The terrestrial part is called the adlittoral region and is followed by four other zones: supralittoral, mediolittoral, infralittoral, circalittoral.
The four zones can then be subdivided as follows:
◦ Rocky Shore
◦ Sandy Shore
◦ Posidonia banquettes
◦ Upper Mediolittoral Zone of Rock Shores
◦ Middle and Lower Mediolittoral Zone of Rock Shores
- Vermettid/Coralline Algal ‘Trottoir’ (or ‘Rim’)
◦ Soft Substratum Shores
◦ Hard Bottom Assemblages
- Cystoseira Communities
◦ Soft Bottom Assemblages
- Seagrass meadows
- Posidonia ‘Barrier Reefs’
◦ Coralline Communities
◦ Maerl Communities
This zone is subdivided into hard and soft substrata. The soft substratum is either of the slow-drying form, with the most common type being Posidonia banquettes, or the rapidly drying form, consisting of sand and burrowing animals. The supralittoral zone is characterised by organisms that require some wetting with seawater but not immersion.
Rocky shores are formed as a result of the erosion of bedrock, which is brought about by the pounding of sea waves. Harsh conditions of wave action combined with weather conditions make this a hostile environment for the survival of most living organisms.

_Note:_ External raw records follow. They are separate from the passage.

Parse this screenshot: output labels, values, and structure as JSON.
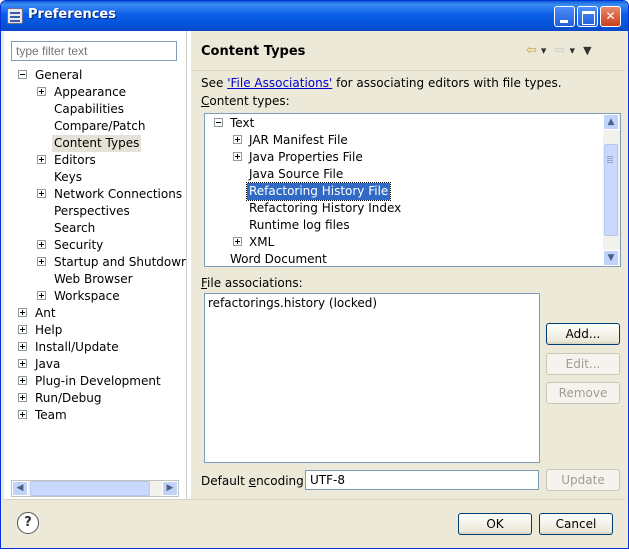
{
  "window": {
    "title": "Preferences"
  },
  "filter": {
    "placeholder": "type filter text"
  },
  "nav_tree": [
    {
      "label": "General",
      "expander": "minus"
    },
    {
      "label": "Appearance",
      "expander": "plus"
    },
    {
      "label": "Capabilities",
      "expander": ""
    },
    {
      "label": "Compare/Patch",
      "expander": ""
    },
    {
      "label": "Content Types",
      "expander": "",
      "selected": true
    },
    {
      "label": "Editors",
      "expander": "plus"
    },
    {
      "label": "Keys",
      "expander": ""
    },
    {
      "label": "Network Connections",
      "expander": "plus"
    },
    {
      "label": "Perspectives",
      "expander": ""
    },
    {
      "label": "Search",
      "expander": ""
    },
    {
      "label": "Security",
      "expander": "plus"
    },
    {
      "label": "Startup and Shutdowr",
      "expander": "plus"
    },
    {
      "label": "Web Browser",
      "expander": ""
    },
    {
      "label": "Workspace",
      "expander": "plus"
    },
    {
      "label": "Ant",
      "expander": "plus"
    },
    {
      "label": "Help",
      "expander": "plus"
    },
    {
      "label": "Install/Update",
      "expander": "plus"
    },
    {
      "label": "Java",
      "expander": "plus"
    },
    {
      "label": "Plug-in Development",
      "expander": "plus"
    },
    {
      "label": "Run/Debug",
      "expander": "plus"
    },
    {
      "label": "Team",
      "expander": "plus"
    }
  ],
  "page": {
    "title": "Content Types",
    "see_prefix": "See ",
    "see_link": "'File Associations'",
    "see_suffix": " for associating editors with file types.",
    "content_types_label_u": "C",
    "content_types_label_rest": "ontent types:",
    "file_assoc_label_u": "F",
    "file_assoc_label_rest": "ile associations:",
    "encoding_label_a": "Default ",
    "encoding_label_u": "e",
    "encoding_label_b": "ncoding:",
    "encoding_value": "UTF-8"
  },
  "content_types": [
    {
      "label": "Text",
      "expander": "minus"
    },
    {
      "label": "JAR Manifest File",
      "expander": "plus"
    },
    {
      "label": "Java Properties File",
      "expander": "plus"
    },
    {
      "label": "Java Source File",
      "expander": ""
    },
    {
      "label": "Refactoring History File",
      "expander": "",
      "selected": true
    },
    {
      "label": "Refactoring History Index",
      "expander": ""
    },
    {
      "label": "Runtime log files",
      "expander": ""
    },
    {
      "label": "XML",
      "expander": "plus"
    },
    {
      "label": "Word Document",
      "expander": ""
    }
  ],
  "file_associations": [
    "refactorings.history (locked)"
  ],
  "buttons": {
    "add": "Add...",
    "edit": "Edit...",
    "remove": "Remove",
    "update": "Update",
    "ok": "OK",
    "cancel": "Cancel"
  },
  "icons": {
    "back": "back-arrow-icon",
    "forward": "forward-arrow-icon",
    "menu": "view-menu-icon",
    "help": "help-icon"
  }
}
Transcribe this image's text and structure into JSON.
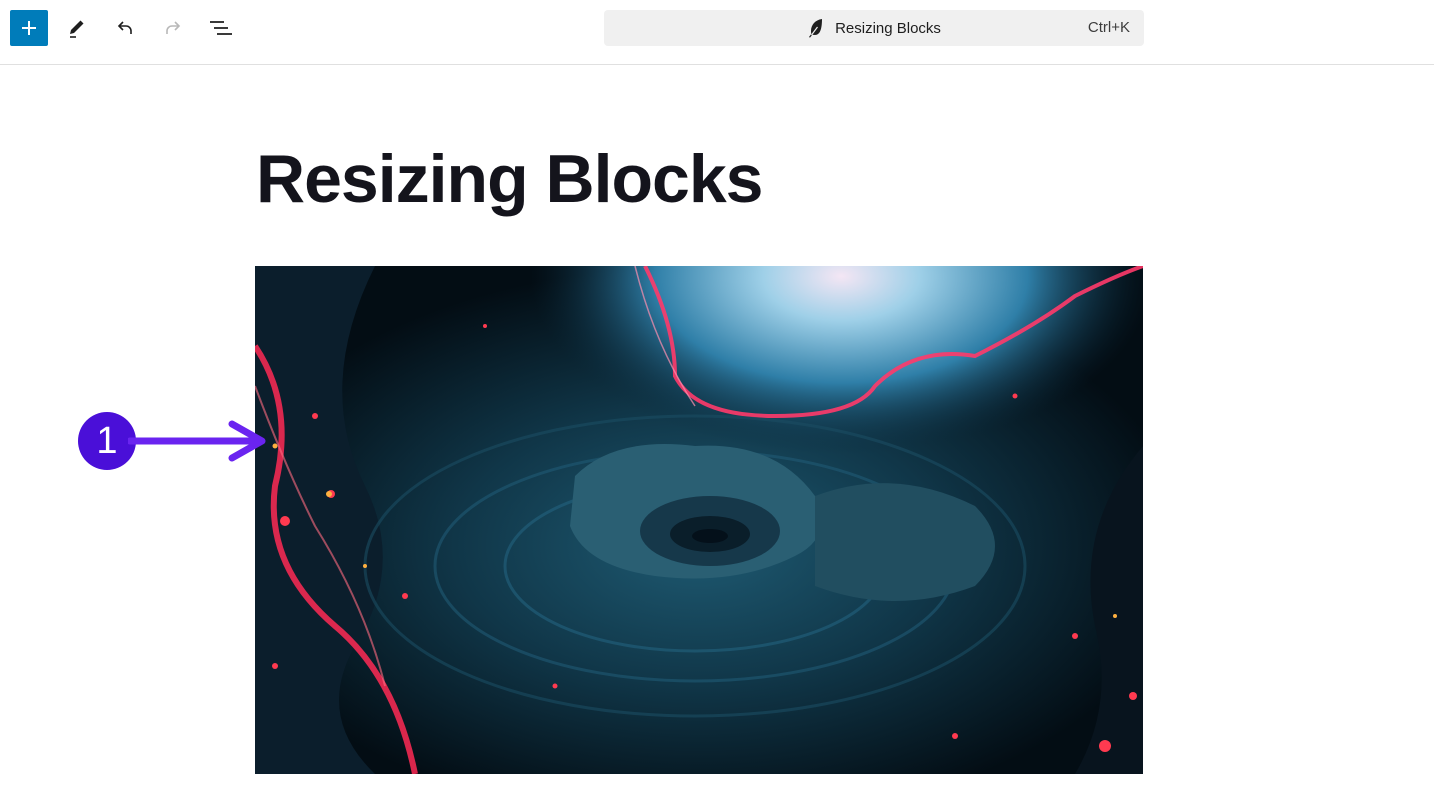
{
  "toolbar": {
    "add_block_icon": "plus-icon",
    "tools_icon": "pencil-icon",
    "undo_icon": "undo-icon",
    "redo_icon": "redo-icon",
    "list_view_icon": "list-view-icon",
    "accent_color": "#007cba"
  },
  "command_bar": {
    "icon": "feather-icon",
    "title": "Resizing Blocks",
    "shortcut": "Ctrl+K"
  },
  "post": {
    "title": "Resizing Blocks"
  },
  "annotation": {
    "number": "1",
    "color": "#4a0fd8"
  }
}
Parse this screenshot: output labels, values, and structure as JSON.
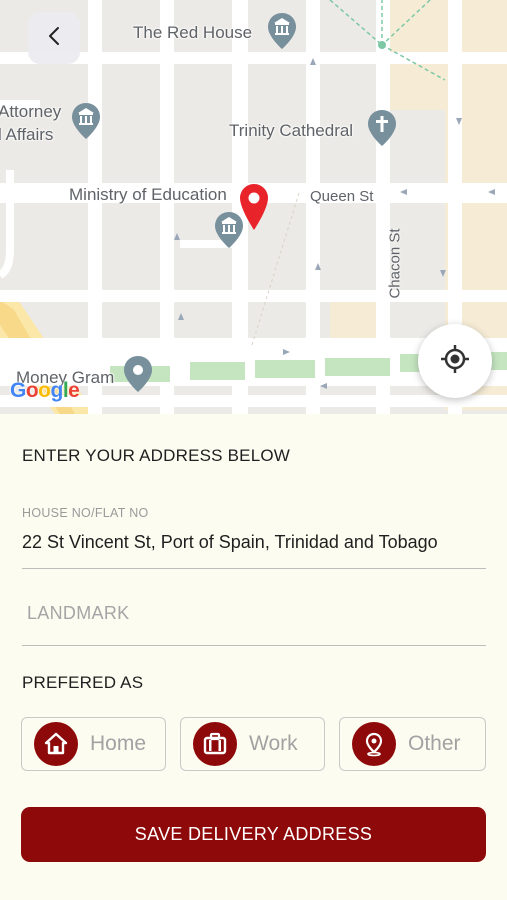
{
  "map": {
    "places": {
      "red_house": "The Red House",
      "attorney": "Attorney",
      "affairs": "l Affairs",
      "cathedral": "Trinity Cathedral",
      "ministry": "Ministry of Education",
      "money_gram": "Money Gram"
    },
    "streets": {
      "queen": "Queen St",
      "chacon": "Chacon St"
    },
    "attribution": "Google",
    "colors": {
      "pin": "#e8232a",
      "poi_icon": "#78909c"
    }
  },
  "icons": {
    "back": "chevron-left-icon",
    "locate": "my-location-icon",
    "home": "home-icon",
    "work": "briefcase-icon",
    "other": "location-pin-icon"
  },
  "form": {
    "heading": "ENTER YOUR ADDRESS BELOW",
    "house_label": "HOUSE NO/FLAT NO",
    "house_value": "22 St Vincent St, Port of Spain, Trinidad and Tobago",
    "landmark_placeholder": "LANDMARK",
    "landmark_value": ""
  },
  "preference": {
    "heading": "PREFERED AS",
    "options": [
      {
        "label": "Home"
      },
      {
        "label": "Work"
      },
      {
        "label": "Other"
      }
    ]
  },
  "actions": {
    "save_label": "SAVE DELIVERY ADDRESS"
  },
  "theme": {
    "accent": "#8e0a0a",
    "background": "#fdfcf1"
  }
}
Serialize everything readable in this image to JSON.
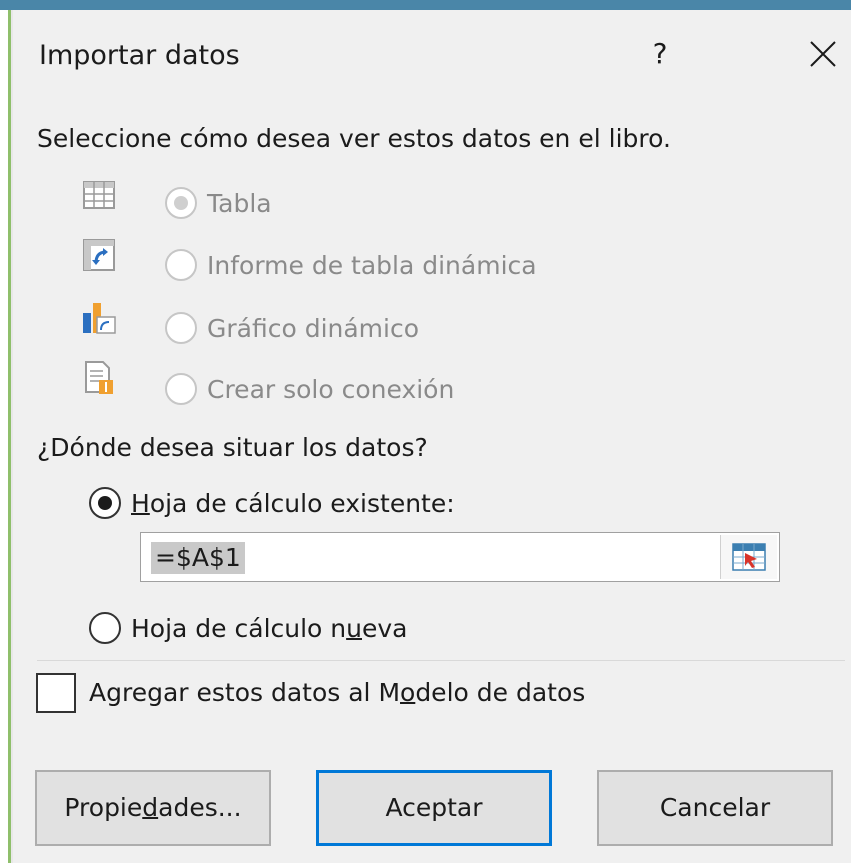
{
  "dialog": {
    "title": "Importar datos",
    "help_label": "?"
  },
  "view_section": {
    "prompt": "Seleccione cómo desea ver estos datos en el libro.",
    "options": [
      {
        "label": "Tabla",
        "icon": "table-icon",
        "selected": true,
        "enabled": false
      },
      {
        "label": "Informe de tabla dinámica",
        "icon": "pivot-table-icon",
        "selected": false,
        "enabled": false
      },
      {
        "label": "Gráfico dinámico",
        "icon": "pivot-chart-icon",
        "selected": false,
        "enabled": false
      },
      {
        "label": "Crear solo conexión",
        "icon": "connection-only-icon",
        "selected": false,
        "enabled": false
      }
    ]
  },
  "location_section": {
    "prompt": "¿Dónde desea situar los datos?",
    "existing": {
      "label_pre": "",
      "label_key": "H",
      "label_post": "oja de cálculo existente:",
      "selected": true
    },
    "reference_value": "=$A$1",
    "new_sheet": {
      "label_pre": "Hoja de cálculo n",
      "label_key": "u",
      "label_post": "eva",
      "selected": false
    }
  },
  "data_model": {
    "label_pre": "Agregar estos datos al M",
    "label_key": "o",
    "label_post": "delo de datos",
    "checked": false
  },
  "buttons": {
    "properties": {
      "pre": "Propie",
      "key": "d",
      "post": "ades..."
    },
    "accept": "Aceptar",
    "cancel": "Cancelar"
  },
  "colors": {
    "accent": "#0078d7",
    "titlebar_strip": "#4a86a8"
  }
}
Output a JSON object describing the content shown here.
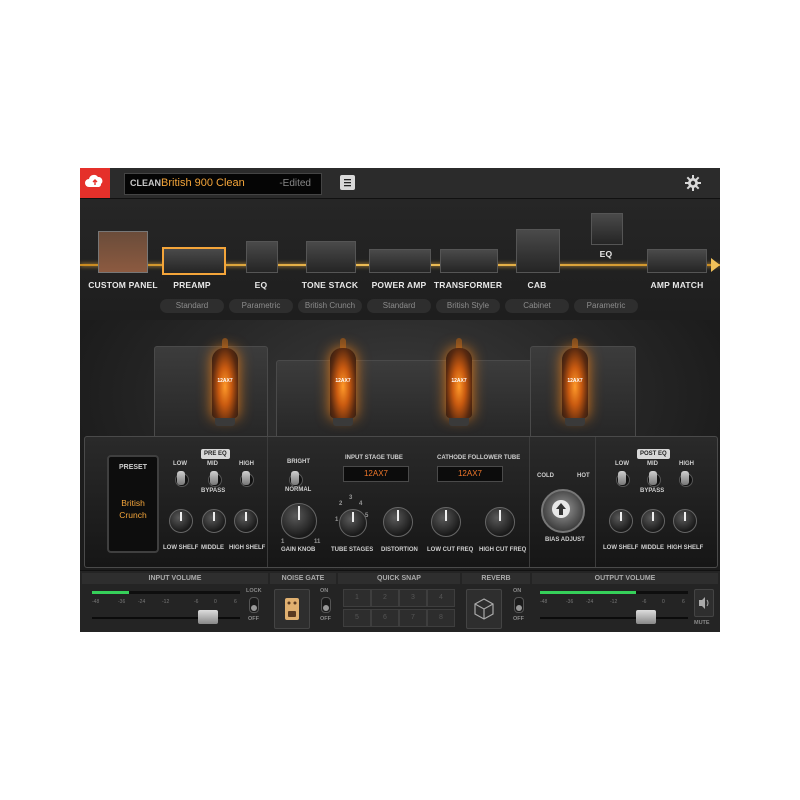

Sandy shore habitats form by way of the deposition of sand and fine sediments as a result of erosion of bedrock. This habitat type is mainly dominated by burrowing animals such as Sandhoppers (Scientific: Talitrus saltator; Maltese: Bergħud tar-Ramel), amphipods, beetles and woodlice. The highest point reached by waves, forming a visible sub-zone on most sandy shores, collects stranded material, which provides a cool moist environment for small invertebrates, both terrestrial and marine (flies, beetles, centipedes, spiders, isopods, amphipods and gastropods).
In the Mediterranean, as well as on the sandy shores in the Maltese Islands, banks of seagrass leaves (Scientific: Posidonia oceanica; Maltese: Alka) and seaweed debris are deposited by wave action. These Posidonia banquettes support an interesting community of terrestrial and marine species including amphipods, snails, spiders, beetles, flies and others.